Variations:

Classic Fried Rice

I believe fried rice was created out of necessity. It is indeed the most convenient and comforting meal that turns leftovers into something so delicious! You can whip up this classic Fried Rice under 20 minutes.

Substitutions: I used ham, egg and green onion in the recipe, but you can easily use bacon, frozen edamame, crab sticks, green peas or whatever you have in the fridge.
Variations:

Saturday, 4 July 2020

Gifted very young children

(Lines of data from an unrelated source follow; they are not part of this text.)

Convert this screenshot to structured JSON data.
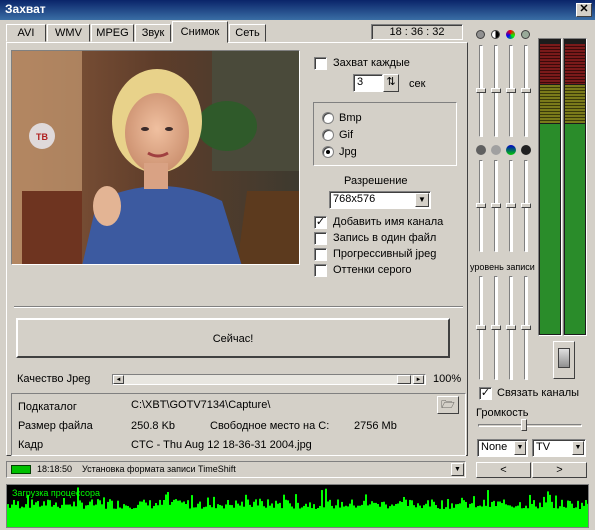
{
  "window": {
    "title": "Захват",
    "close": "✕"
  },
  "tabs": [
    {
      "label": "AVI",
      "active": false
    },
    {
      "label": "WMV",
      "active": false
    },
    {
      "label": "MPEG",
      "active": false
    },
    {
      "label": "Звук",
      "active": false
    },
    {
      "label": "Снимок",
      "active": true
    },
    {
      "label": "Сеть",
      "active": false
    }
  ],
  "clock": "18 : 36 : 32",
  "preview": {
    "logo": "ТВ"
  },
  "capture": {
    "every_label": "Захват каждые",
    "every_checked": false,
    "interval_value": "3",
    "interval_unit": "сек"
  },
  "formats": {
    "options": [
      "Bmp",
      "Gif",
      "Jpg"
    ],
    "selected": "Jpg"
  },
  "resolution": {
    "label": "Разрешение",
    "value": "768x576"
  },
  "options": [
    {
      "label": "Добавить имя канала",
      "checked": true
    },
    {
      "label": "Запись в один файл",
      "checked": false
    },
    {
      "label": "Прогрессивный jpeg",
      "checked": false
    },
    {
      "label": "Оттенки серого",
      "checked": false
    }
  ],
  "now_button": "Сейчас!",
  "quality": {
    "label": "Качество Jpeg",
    "value": "100%",
    "fraction": 1.0
  },
  "info": {
    "subdir_label": "Подкаталог",
    "subdir_value": "C:\\XBT\\GOTV7134\\Capture\\",
    "filesize_label": "Размер файла",
    "filesize_value": "250.8 Kb",
    "freespace_label": "Свободное место на C:",
    "freespace_value": "2756 Mb",
    "frame_label": "Кадр",
    "frame_value": "CTC - Thu Aug 12 18-36-31 2004.jpg"
  },
  "status": {
    "time": "18:18:50",
    "text": "Установка формата записи TimeShift"
  },
  "cpu_label": "Загрузка процессора",
  "right": {
    "record_level_label": "уровень записи",
    "link_channels_label": "Связать каналы",
    "link_channels_checked": true,
    "volume_label": "Громкость",
    "select_left": "None",
    "select_right": "TV",
    "prev": "<",
    "next": ">"
  },
  "colors": {
    "meter_green": "#2a8c2a",
    "meter_yellow": "#8c8c2a",
    "meter_red": "#8c1c1c",
    "cpu_green": "#00ff00",
    "status_led": "#00c000"
  }
}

The Gifted Education Package builds on their strengths and aspirations, and enables them to get better support, in and out of the classroom.
Every parent thinks their child is special, and they're right. From an education perspective, children who are gifted have exceptional ability in one or more areas. This may be obvious now, or may emerge as your child gets a bit older.
"What is air?" "How high does it go?" "Why doesn’t it all float away?" Listening to questions and working out what really interests your very young child can lead to discovering some very special talents.
'Gifted' is a term used to describe a wide range of exceptional abilities that children may display from any age. Giftedness means different things to different communities and cultures in New Zealand, and children with special gifts can be found in any family, culture, ethnicity, or socioeconomic group.